John: I have to work out. I want to eat a good breakfast so I can have a healthy body and a fruitful life.

Morning Workout: You are not going to exercise in this condition. 

Proper Hydration: (Enters John’s room. Crosses her arms and taps right foot) Oh fine, what’s this? What’s his problem?

Healthy Breakfast: He doesn’t feel well.

Proper Hydration: Yeah, right. Look at what he’s eating and drinking in bed. I wouldn’t use that to fertilize the lawn.

John: Hydration? Is that you? Hydration? I can’t see that far. Proper Hydration? I… (falls back into bed)

Proper Hydration: No big breakfast or workout, Junior? Granola? Morning walk?

Healthy Breakfast: Go on now, Proper Hydration. (turns to comfort John) What he needs is a McGriddle and a Coke.

Proper Hydration: He gets to eat like that in bed? I can’t believe this. If I was bleeding out of my eyes, you guys would make me provide hydration for those who exercise and eat well. This is so unfair!

John: Hydration, please don’t be upset with me. You have your health. Be thankful…

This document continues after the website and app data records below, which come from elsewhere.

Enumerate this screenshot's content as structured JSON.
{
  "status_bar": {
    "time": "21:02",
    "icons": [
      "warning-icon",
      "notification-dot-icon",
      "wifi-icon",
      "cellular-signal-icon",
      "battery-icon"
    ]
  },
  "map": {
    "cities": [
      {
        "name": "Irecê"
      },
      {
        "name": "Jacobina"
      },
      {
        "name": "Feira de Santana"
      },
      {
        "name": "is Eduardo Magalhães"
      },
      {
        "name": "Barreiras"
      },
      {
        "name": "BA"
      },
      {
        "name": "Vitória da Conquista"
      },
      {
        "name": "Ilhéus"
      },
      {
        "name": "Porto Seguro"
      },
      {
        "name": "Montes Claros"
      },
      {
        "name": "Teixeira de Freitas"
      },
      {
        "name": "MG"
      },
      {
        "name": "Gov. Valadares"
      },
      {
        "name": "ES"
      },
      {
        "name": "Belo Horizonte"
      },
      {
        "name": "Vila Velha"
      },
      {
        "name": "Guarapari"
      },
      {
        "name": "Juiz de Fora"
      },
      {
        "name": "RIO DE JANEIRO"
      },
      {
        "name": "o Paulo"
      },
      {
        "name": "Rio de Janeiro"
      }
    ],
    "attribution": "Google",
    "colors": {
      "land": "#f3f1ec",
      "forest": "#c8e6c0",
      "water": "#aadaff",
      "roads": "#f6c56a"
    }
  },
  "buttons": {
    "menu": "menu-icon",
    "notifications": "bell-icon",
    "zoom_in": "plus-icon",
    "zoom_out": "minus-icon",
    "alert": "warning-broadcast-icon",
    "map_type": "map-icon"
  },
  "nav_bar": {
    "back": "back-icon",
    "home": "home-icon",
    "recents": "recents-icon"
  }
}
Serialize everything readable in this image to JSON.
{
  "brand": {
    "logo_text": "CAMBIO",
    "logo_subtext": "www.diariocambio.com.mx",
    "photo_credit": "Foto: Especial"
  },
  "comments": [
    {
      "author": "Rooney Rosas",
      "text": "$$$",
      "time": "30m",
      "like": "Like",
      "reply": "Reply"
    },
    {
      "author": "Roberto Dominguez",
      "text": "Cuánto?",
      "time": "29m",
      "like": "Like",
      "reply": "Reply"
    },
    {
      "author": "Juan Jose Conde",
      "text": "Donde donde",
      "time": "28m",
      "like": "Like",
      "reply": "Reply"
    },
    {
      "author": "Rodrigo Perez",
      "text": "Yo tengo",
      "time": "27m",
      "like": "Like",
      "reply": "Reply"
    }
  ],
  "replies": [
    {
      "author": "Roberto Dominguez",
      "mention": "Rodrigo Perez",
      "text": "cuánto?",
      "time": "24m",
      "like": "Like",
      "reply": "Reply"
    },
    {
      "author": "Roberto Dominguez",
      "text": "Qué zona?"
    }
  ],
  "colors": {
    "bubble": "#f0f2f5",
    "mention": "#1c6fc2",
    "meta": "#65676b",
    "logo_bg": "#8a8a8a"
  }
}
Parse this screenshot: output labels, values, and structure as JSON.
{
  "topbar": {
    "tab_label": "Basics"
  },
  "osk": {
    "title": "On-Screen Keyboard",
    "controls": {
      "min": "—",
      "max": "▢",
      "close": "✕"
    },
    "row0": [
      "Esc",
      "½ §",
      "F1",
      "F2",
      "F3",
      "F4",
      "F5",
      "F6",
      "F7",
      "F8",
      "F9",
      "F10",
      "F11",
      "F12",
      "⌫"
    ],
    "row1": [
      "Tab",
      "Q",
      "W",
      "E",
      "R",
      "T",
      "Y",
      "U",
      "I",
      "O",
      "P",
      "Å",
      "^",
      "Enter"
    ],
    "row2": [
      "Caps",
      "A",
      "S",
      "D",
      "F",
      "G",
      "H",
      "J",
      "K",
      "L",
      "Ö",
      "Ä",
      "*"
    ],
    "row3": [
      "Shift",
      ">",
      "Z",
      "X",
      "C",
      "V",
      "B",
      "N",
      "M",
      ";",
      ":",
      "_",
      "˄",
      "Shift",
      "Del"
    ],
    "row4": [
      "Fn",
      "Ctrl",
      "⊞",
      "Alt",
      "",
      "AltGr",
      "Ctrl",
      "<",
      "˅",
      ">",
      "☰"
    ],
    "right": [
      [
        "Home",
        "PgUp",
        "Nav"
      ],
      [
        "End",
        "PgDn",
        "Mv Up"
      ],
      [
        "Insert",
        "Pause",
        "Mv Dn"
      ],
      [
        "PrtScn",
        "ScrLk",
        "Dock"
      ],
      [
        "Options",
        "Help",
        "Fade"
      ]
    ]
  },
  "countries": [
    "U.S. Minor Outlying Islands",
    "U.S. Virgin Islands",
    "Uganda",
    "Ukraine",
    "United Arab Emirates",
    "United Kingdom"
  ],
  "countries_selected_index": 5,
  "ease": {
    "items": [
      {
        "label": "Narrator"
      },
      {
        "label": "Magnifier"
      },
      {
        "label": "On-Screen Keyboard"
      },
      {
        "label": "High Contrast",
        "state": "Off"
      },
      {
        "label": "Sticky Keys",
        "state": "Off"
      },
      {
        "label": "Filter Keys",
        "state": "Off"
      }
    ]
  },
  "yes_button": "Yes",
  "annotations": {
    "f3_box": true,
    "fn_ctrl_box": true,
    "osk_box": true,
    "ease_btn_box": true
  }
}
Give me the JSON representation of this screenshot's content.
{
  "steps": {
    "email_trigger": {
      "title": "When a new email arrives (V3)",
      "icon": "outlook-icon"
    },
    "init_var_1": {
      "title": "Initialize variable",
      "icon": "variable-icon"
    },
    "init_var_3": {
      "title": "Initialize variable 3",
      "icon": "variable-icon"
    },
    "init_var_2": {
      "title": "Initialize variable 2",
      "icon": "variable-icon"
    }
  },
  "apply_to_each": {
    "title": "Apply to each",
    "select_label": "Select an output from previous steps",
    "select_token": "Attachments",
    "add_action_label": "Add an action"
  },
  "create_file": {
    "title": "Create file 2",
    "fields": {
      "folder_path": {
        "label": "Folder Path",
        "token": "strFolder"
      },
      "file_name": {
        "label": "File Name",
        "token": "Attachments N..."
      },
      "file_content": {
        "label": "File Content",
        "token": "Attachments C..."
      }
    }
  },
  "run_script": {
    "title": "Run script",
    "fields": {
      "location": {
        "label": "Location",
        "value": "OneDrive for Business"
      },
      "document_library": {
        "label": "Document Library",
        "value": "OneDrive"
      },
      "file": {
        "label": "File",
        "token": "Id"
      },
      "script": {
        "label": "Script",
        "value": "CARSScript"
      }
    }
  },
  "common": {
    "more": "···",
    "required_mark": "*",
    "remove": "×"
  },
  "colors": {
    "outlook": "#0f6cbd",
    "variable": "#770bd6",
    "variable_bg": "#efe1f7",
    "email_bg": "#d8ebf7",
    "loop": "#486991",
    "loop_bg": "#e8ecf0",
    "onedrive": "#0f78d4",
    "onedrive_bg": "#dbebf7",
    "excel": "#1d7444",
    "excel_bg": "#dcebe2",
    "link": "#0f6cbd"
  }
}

Proper Hydration: That’s it. I want out of this health and fitness relationship. 

John: (Pulls blanket up to his neck). I’ll just sleep late. Maybe I’ll have a few slices of pizza around noon. 

Morning Workout: (Sits on the edge of bed, tucking John in) Now, I’m teaching about fiber to that new couple from Vermont today so my office will know just where I am if you need me, ok?

Healthy Breakfast: I’ll check on you too, Pal.

John: It’s nice to know that I have such loving, caring habits that look the other way at times. You’re both very special. 

(Morning Workout and Healthy Breakfast smile at each other)

Morning Workout: Now you get better Pumpkin.

John: Ok, Pumpkin…

Morning Workout and Healthy Breakfast: We love you sweetie.

John: I love you too. And it’s all about me me me me me. 

Morning Workout and Healthy Breakfast hold hands as they exit.

John: (Leans up in bed with donut crumbs falling down his chest, looks at the camera and smiles) They bought it.

John: (Stands up, opens a Slim Jim and cracks open a second Coke) Incredible. One of the worst performances of my career and they never doubted it for a second. How could I possibly be expected to exercise and eat healthy on a day like this.

Acting like I’m not feeling well in order to treat myself poorly and eat what I want is a little childish and stupid, but then again, so is exercise. 

Life moves pretty fast, but it won’t if you follow my example. If you don’t stop and really look at what you’re doing to yourself once in a while, you could miss it.

*Image by Toronto artists Sarah Keenlyside and Joe Clement